More than one in 13 college students said somebody spiked their drink or that they suspected so, according to a sizable survey at three campuses.
Moreover, one in 15 said such an incident happened to them during past semester.
A research article on the survey sheds light on a phenomenon that has been described both as being on the rise and as an urban legend in scientific literature, the authors say.
They say the problem is more than an urban legend—83 participants reported they drugged somebody or knew somebody who did.
The survey gathered responses from over 6,000 participants aged 18-24. Over 80 percent were white, and almost two-thirds female. It was conducted at the University of South Carolina, the University of Kentucky, and the University of Cincinnati in 2012 and 2013.
Among those who believed to be victims of drugging:
- more than two thirds reported they blacked out;
- about a third got physically ill;
- more than one in 20 was forced to sex (23 women and 2 men);
- about one in seven enjoyed it.

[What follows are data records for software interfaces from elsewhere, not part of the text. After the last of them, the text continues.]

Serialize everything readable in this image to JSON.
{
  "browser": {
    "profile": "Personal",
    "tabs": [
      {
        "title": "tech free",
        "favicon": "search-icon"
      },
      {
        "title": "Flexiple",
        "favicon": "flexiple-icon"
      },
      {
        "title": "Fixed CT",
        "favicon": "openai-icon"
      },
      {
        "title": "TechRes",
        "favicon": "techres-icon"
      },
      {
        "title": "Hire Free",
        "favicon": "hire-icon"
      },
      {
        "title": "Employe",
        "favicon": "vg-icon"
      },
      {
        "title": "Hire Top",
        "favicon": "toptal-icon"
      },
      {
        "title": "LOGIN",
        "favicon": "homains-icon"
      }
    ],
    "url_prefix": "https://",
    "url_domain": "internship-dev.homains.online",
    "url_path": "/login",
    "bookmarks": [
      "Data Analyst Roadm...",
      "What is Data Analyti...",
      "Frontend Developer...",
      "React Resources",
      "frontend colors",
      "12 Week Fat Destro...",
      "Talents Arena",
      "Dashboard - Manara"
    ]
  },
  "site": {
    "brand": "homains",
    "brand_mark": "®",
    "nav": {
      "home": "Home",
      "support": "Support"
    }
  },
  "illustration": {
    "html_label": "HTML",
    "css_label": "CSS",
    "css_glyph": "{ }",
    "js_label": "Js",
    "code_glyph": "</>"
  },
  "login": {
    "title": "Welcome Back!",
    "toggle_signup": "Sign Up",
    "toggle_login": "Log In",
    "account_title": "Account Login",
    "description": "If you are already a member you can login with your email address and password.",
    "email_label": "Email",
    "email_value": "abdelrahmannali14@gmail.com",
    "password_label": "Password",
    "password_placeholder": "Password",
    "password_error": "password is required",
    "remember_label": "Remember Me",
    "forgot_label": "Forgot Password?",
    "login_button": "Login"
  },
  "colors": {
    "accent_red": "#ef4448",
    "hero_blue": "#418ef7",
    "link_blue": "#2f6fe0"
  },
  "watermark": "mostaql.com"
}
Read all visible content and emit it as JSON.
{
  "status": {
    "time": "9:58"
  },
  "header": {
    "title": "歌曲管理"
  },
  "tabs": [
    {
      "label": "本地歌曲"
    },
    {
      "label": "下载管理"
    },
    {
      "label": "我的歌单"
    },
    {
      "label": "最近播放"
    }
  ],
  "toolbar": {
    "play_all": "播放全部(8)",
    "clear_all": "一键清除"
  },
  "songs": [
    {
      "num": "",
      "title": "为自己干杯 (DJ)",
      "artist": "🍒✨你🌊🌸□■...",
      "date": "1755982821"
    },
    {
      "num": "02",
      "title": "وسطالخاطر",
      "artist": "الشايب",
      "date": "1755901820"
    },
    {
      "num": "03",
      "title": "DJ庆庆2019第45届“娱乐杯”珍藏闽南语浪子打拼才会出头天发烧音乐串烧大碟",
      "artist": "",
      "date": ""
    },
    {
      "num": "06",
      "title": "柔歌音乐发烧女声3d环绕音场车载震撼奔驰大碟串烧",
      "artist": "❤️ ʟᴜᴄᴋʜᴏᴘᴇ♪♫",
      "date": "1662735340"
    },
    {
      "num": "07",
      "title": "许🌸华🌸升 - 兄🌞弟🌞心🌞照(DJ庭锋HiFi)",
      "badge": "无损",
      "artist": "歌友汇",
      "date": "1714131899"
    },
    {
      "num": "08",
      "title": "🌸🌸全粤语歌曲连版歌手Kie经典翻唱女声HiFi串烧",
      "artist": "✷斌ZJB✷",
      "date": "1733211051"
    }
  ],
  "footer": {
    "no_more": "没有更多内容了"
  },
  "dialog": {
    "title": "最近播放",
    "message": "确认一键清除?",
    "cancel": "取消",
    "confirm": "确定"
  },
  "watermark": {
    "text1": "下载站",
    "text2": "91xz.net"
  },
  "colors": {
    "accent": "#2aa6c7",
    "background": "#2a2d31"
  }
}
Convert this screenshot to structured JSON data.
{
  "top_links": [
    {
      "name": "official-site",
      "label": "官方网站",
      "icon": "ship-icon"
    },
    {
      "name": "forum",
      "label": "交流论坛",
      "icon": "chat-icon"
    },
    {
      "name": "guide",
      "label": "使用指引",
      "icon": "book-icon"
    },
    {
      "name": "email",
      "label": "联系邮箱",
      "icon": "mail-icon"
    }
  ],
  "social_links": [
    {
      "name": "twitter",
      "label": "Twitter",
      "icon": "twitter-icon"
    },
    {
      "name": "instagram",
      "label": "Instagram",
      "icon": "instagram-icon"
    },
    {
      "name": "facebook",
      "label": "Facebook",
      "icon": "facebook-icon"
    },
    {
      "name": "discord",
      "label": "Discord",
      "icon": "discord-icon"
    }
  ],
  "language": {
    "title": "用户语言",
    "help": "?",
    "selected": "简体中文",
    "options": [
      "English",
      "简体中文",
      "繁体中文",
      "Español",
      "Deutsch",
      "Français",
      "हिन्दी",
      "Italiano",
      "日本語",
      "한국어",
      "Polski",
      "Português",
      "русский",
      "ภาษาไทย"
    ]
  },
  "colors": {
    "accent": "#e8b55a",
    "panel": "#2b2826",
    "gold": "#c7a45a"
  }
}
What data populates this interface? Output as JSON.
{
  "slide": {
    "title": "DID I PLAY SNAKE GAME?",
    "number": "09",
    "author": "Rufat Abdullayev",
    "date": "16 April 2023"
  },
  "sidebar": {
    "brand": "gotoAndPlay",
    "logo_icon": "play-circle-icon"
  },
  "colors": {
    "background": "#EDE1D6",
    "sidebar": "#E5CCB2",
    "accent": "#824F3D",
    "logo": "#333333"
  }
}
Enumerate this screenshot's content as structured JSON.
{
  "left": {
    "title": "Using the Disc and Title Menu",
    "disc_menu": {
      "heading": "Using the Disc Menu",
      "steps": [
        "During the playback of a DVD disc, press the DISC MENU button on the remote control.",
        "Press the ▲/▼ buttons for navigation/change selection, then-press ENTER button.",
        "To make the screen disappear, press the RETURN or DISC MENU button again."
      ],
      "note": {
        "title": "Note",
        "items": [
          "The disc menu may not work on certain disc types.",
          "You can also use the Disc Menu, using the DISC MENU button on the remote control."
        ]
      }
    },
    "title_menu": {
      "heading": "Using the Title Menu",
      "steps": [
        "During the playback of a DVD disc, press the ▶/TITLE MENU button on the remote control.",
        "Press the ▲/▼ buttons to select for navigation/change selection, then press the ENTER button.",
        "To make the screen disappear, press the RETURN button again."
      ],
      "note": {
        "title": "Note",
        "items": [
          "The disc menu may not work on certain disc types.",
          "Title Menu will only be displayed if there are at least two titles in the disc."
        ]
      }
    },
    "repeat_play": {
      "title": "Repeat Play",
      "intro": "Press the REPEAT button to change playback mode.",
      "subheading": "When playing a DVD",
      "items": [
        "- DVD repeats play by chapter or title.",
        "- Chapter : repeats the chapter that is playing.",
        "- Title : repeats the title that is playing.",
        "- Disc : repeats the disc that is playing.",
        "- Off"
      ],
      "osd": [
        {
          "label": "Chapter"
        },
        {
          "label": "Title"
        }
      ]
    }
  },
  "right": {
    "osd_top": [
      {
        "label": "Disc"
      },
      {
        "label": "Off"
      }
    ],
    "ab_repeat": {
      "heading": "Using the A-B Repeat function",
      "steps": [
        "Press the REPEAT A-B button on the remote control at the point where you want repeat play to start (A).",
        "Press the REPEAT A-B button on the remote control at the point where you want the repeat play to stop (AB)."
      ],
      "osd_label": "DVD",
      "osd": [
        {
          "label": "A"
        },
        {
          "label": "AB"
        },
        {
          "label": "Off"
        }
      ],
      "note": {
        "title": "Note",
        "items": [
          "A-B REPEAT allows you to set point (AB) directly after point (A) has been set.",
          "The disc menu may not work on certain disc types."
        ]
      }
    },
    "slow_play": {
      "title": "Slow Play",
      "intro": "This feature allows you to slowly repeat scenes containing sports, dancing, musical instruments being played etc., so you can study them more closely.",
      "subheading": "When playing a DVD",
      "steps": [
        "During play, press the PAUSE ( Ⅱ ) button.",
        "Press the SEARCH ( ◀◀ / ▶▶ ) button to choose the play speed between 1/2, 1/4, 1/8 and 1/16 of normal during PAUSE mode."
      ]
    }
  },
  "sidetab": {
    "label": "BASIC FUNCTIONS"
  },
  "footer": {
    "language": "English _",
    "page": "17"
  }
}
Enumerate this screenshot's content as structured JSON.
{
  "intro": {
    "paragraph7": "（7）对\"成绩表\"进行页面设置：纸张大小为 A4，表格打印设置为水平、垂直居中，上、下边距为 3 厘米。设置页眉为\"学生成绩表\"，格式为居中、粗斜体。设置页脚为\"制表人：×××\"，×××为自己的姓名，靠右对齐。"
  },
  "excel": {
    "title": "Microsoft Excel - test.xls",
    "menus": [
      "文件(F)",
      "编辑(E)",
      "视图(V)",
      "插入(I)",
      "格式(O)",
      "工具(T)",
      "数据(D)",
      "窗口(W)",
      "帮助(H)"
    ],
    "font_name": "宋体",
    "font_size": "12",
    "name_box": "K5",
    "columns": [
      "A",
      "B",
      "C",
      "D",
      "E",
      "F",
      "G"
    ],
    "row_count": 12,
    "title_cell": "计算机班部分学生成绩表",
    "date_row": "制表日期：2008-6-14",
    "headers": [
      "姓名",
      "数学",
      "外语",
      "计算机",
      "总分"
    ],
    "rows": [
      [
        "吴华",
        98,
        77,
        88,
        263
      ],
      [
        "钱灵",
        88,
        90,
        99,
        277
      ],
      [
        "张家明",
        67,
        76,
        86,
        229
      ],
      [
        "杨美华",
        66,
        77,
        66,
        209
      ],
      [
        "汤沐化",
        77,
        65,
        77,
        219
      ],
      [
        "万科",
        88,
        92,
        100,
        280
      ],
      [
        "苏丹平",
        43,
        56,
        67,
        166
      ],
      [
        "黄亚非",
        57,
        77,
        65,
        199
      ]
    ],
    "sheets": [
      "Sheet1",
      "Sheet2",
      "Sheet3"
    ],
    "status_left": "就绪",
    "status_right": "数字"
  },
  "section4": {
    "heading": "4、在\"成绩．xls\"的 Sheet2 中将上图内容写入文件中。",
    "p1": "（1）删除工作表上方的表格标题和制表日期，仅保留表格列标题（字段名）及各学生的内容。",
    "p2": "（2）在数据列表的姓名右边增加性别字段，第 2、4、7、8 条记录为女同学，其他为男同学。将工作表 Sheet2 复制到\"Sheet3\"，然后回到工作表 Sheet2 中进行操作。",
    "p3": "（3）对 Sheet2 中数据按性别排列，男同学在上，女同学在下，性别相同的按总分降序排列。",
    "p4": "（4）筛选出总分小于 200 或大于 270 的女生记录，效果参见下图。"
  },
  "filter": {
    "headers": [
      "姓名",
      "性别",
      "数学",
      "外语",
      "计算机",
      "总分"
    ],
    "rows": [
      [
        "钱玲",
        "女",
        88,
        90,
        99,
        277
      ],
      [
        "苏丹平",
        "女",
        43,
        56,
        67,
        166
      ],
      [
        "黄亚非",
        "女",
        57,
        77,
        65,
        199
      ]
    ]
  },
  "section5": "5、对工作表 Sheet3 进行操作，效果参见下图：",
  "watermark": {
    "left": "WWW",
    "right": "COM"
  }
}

When asked why they thought they were drugged, top answer for men was to “have fun” or “be funny,” while for women it was “sex” or “sexual assault.”
“The guy who [drugged me] was an exchange student at a house party some friends took me to,” a female survey participant said.
“Afterward, they took me to another friend’s house to ‘recover’ since I was not in shape to go back to the dorm. They put me in his bed to sleep it off and I later woke up without any clothes. They told me that both incidents were my fault, leading me to stop talking to them.”
A male survey respondent said: “I have drank many times before, but it has never had this kind of effect, especially since I did not drink an excessive amount . . . the guys who may have been responsible made comments about giving me a ‘present’ while we were taking shots.”
The study authors acknowledged they had no way of telling if the people who said they were drugged actually were. Sometimes people may have misjudged how much they drank or didn’t realize the effects of combining alcohol with prescription drugs.
One of the participants described the experience:
“It does not feel that you are drugged at first and then you start to realize certain things that you are doing are not something that you would do. The scariest thing about it is that you have no control over your body, but you have to be the one that has to identify that you have been drugged.”
The article on the survey was published in the journal Psychology of Violence of the American Psychological Association.
10 Tips on How to Avoid Having Your Drink Spiked
- Don’t accept drinks from other people.
- Open containers yourself.
- Keep your drink with you at all times, even when you go to the bathroom.
- Don’t share drinks.
- Don’t drink from punch bowls or other common, open containers. They may already have drugs in them.
- If someone offers to get you a drink from a bar or at a party, go with the person to order your drink. Watch the drink being poured and carry it yourself.
- Don’t drink anything that tastes or smells strange. GHB, one of the more commonly used drugs, sometimes tastes salty.
- Have a nondrinking friend with you to make sure nothing happens.
- If you realize you left your drink unattended, pour it out.
- If you feel drunk and haven’t drunk any alcohol—or, if you feel like the effects of drinking alcohol are stronger than usual—get help right away.